- **What needs to be done**: Determine how many lines in the records that follow hold the string "this". Only that number should be returned.

- **Extracted entries**:
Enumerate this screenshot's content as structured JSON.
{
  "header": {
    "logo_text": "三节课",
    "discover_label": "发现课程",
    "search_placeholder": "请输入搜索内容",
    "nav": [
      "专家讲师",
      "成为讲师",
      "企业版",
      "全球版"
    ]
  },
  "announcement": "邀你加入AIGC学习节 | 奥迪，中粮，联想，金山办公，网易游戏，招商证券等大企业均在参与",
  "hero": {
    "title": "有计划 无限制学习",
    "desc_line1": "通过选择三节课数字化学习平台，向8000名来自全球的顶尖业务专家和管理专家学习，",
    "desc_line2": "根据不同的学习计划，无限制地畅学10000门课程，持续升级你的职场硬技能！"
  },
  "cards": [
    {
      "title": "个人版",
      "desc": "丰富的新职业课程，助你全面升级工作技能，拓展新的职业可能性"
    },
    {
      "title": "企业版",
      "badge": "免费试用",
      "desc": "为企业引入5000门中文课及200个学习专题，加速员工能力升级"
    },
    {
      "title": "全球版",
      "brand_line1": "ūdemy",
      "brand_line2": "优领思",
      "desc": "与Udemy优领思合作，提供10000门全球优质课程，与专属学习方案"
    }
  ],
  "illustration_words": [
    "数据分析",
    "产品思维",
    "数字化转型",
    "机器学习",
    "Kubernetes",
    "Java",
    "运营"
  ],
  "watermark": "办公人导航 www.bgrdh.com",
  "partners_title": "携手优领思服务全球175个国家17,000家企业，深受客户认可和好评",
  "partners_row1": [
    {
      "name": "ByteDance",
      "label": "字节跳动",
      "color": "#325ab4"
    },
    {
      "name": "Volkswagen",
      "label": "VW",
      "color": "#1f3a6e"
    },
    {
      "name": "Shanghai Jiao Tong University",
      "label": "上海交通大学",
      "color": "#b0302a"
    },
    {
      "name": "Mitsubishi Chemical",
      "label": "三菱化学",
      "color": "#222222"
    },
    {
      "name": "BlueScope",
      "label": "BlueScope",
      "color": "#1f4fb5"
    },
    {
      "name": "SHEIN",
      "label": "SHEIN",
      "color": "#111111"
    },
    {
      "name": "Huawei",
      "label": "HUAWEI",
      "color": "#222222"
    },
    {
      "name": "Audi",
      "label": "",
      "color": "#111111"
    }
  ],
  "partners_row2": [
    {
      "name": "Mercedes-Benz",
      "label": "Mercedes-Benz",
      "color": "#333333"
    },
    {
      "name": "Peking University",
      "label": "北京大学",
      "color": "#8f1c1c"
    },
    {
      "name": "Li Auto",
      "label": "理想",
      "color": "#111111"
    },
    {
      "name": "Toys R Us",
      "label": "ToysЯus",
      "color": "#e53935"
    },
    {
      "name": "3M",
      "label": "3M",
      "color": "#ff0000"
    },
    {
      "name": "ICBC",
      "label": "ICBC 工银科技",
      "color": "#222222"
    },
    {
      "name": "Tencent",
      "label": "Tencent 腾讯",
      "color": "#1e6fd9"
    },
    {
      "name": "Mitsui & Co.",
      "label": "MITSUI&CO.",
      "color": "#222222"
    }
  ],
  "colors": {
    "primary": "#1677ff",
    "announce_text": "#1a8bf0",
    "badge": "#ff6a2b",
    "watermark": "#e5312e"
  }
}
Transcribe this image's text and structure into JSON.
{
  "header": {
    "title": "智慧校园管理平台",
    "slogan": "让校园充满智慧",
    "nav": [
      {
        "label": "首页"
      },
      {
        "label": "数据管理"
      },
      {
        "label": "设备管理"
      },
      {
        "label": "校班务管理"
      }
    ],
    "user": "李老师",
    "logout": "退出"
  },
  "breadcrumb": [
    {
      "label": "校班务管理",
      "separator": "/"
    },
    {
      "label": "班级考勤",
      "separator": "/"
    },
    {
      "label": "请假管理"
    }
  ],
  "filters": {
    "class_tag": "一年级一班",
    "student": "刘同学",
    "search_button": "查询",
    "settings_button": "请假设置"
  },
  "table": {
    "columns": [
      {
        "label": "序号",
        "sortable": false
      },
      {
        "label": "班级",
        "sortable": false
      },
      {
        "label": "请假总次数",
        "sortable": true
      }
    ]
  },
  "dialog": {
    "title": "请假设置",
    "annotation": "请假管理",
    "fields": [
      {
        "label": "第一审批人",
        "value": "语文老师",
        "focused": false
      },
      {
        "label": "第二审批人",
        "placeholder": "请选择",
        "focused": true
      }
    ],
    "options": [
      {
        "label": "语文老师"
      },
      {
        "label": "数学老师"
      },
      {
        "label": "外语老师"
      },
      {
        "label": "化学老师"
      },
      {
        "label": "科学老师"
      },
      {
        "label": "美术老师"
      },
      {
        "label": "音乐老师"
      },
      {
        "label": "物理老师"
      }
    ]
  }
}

- **Response to the task**: 2